Considered to be one of the leading kora players of his generation, Prince Diabaté does not have a total mastery over his ancestral tradition, but a commitment to renew it through fresh ideas and exchanges with musicians from many cultures. His New York Symphony Orchestra, Adam del Monte (Flamenco) Hassan Hakmoun (Gnawa) and Grammy winners Michael Brook (guitarist-producer-composer) and Ozomatli (Hip-Hop fusion .) The musically adventurous griot has incorporated reggae, rap and blues into his work, and further developing his “Jimi Hendrix” technical, also punctuates his work by the occasional, funky use of the wah-wah pedal. Recently, he has adapted the music of the Wassolou to his repertoire, which he plays, self-taught and kora-style, on the kamelen n’goni. The result is entirely his own creation: a fresh, powerful brand of twenty-first century Manden music, which remains firmly rooted in traditional codes and references.
In 2001, he recorded with Ozomatli on “Embrace The Chaos,” their Grammy-winning CD. In 2002, he was nominated for the LA Weekly Music Awards and the New Times Music Awards. He was also a finalist in the International Acoustic Music Awards for 2004; the Unisong Contest for 2005-2006; the International Songwriting Contest for 2004 & 2005; and took first prize in the 2005 and 2006 Pacific Songwriting Competition.His work has attracted grants from Arts International; Alliance for California Traditional Arts; Los Angeles County Arts Commission, Los Angeles Cultural Affairs Department and the Durfee Foundation. Prince Diabaté also maintains an active schedule as a lecturer on aspects of Mandinka music. His clients to date include colleges and universities in California, Washington State and New York. He is also sought after for film and television projects in Hollywood.

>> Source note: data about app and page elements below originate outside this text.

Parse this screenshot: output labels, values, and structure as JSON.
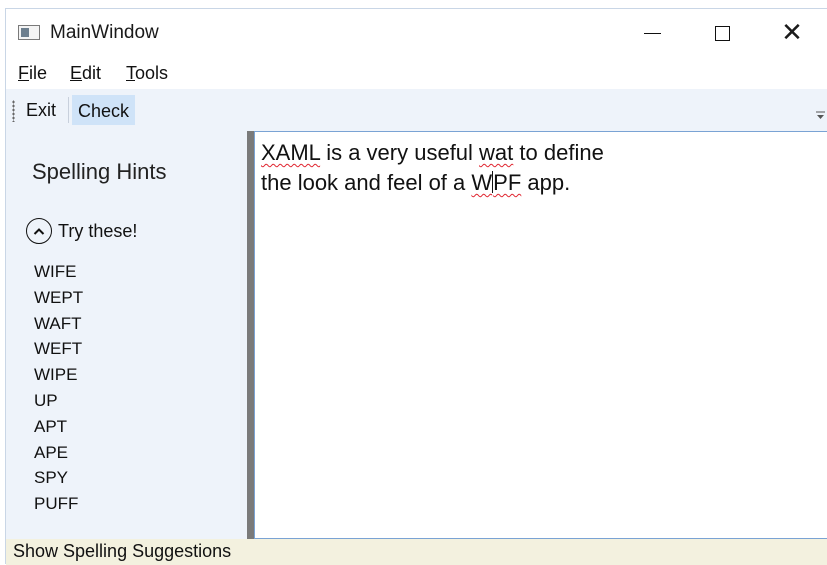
{
  "window": {
    "title": "MainWindow",
    "icon": "window-app-icon"
  },
  "menu": [
    "File",
    "Edit",
    "Tools"
  ],
  "toolbar": {
    "exit_label": "Exit",
    "check_label": "Check"
  },
  "sidebar": {
    "title": "Spelling Hints",
    "expander_label": "Try these!",
    "expanded": true,
    "suggestions": [
      "WIFE",
      "WEPT",
      "WAFT",
      "WEFT",
      "WIPE",
      "UP",
      "APT",
      "APE",
      "SPY",
      "PUFF"
    ]
  },
  "editor": {
    "line1": [
      "XAML",
      " is a very useful ",
      "wat",
      " to define"
    ],
    "line2": [
      "the look and feel of a ",
      "W",
      "PF",
      " app."
    ],
    "misspelled": [
      "XAML",
      "wat",
      "WPF"
    ]
  },
  "status": {
    "text": "Show Spelling Suggestions"
  },
  "colors": {
    "panel_bg": "#eef3fa",
    "toolbar_selected": "#cfe3f8",
    "status_bg": "#f3f1df",
    "squiggle": "#e0242f",
    "editor_border": "#7aa3d4"
  }
}
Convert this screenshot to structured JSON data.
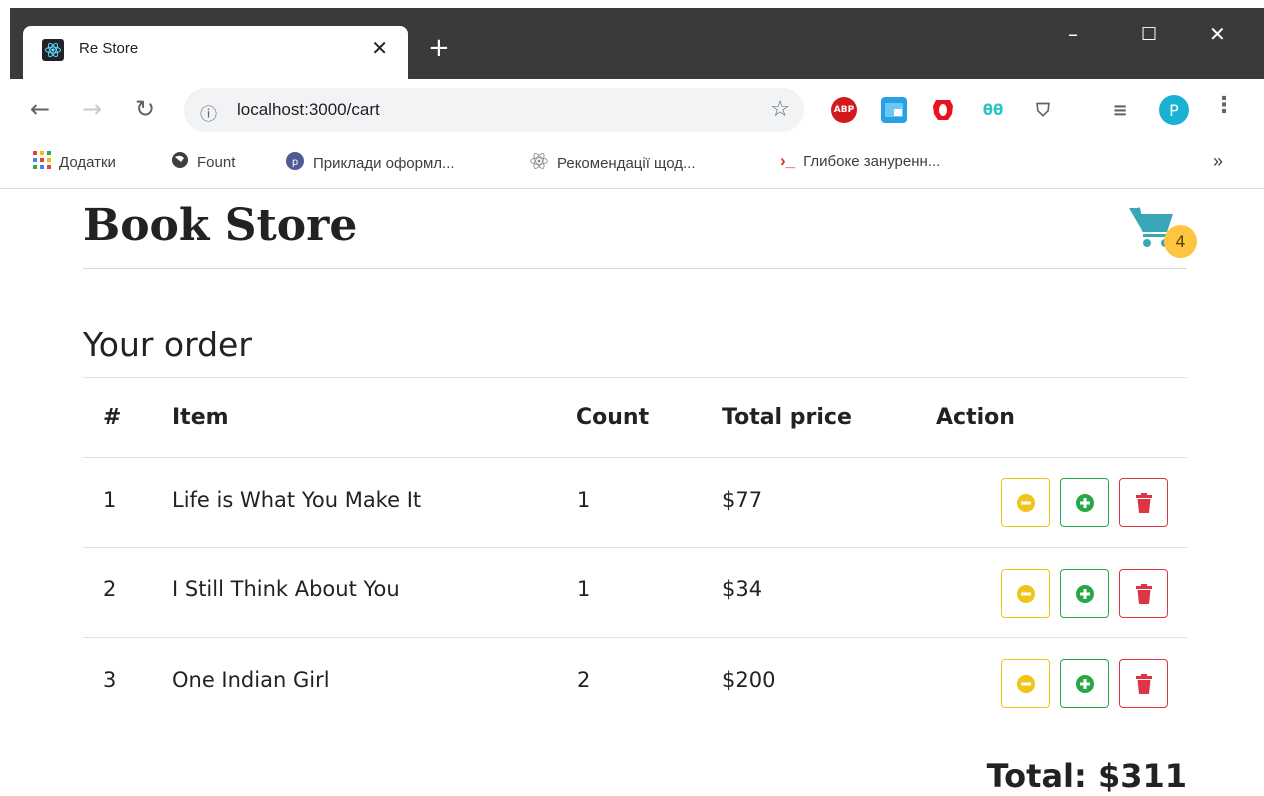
{
  "browser": {
    "tab_title": "Re Store",
    "tab_close": "✕",
    "new_tab": "+",
    "window": {
      "minimize": "–",
      "maximize": "☐",
      "close": "✕"
    },
    "url": "localhost:3000/cart",
    "extensions": [
      "ABP",
      "window-ext",
      "opera-ext",
      "hex-ext",
      "shield-ext"
    ],
    "profile_initial": "P",
    "bookmarks": [
      {
        "icon": "apps-grid-icon",
        "label": "Додатки"
      },
      {
        "icon": "globe-icon",
        "label": "Fount"
      },
      {
        "icon": "php-icon",
        "label": "Приклади оформл..."
      },
      {
        "icon": "atom-icon",
        "label": "Рекомендації щод..."
      },
      {
        "icon": "terminal-icon",
        "label": "Глибоке зануренн..."
      }
    ],
    "bookmarks_more": "»"
  },
  "header": {
    "brand": "Book Store",
    "cart_count": "4"
  },
  "order": {
    "title": "Your order",
    "columns": [
      "#",
      "Item",
      "Count",
      "Total price",
      "Action"
    ],
    "rows": [
      {
        "num": "1",
        "item": "Life is What You Make It",
        "count": "1",
        "price": "$77"
      },
      {
        "num": "2",
        "item": "I Still Think About You",
        "count": "1",
        "price": "$34"
      },
      {
        "num": "3",
        "item": "One Indian Girl",
        "count": "2",
        "price": "$200"
      }
    ],
    "total": "Total: $311"
  },
  "colors": {
    "warning": "#f0c419",
    "success": "#28a745",
    "danger": "#dc3545",
    "cart": "#3aa7b7",
    "badge": "#fdc540"
  }
}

These days Prince Diabaté divides his time between France, the USA and Guinea and is often on the move, performing with his group.At the end of 2013 the Prince Diabaté Academy of Music was officially launched in Guinea. This new academy, the first privately-funded establishment in Guinea, is the result of Prince Diabaté’s desire to create an international music school specializing in stringed instruments and traditional flute. Thanks to the encouragement of government ministers, construction is underway and the foundation stone was laid in December 2013.
Howard Stefan is an acoustic singer with a chill vibe and an unusual guitar playing style (upside-down, left-handed). He draws inspiration from reggae/rap to blues/rock to create a unique blend of sounds with the purpose of enriching the local music scene.
Aside from music, Howard is a visual artist and humanitarian actively working to promote causes aimed at benefiting all people.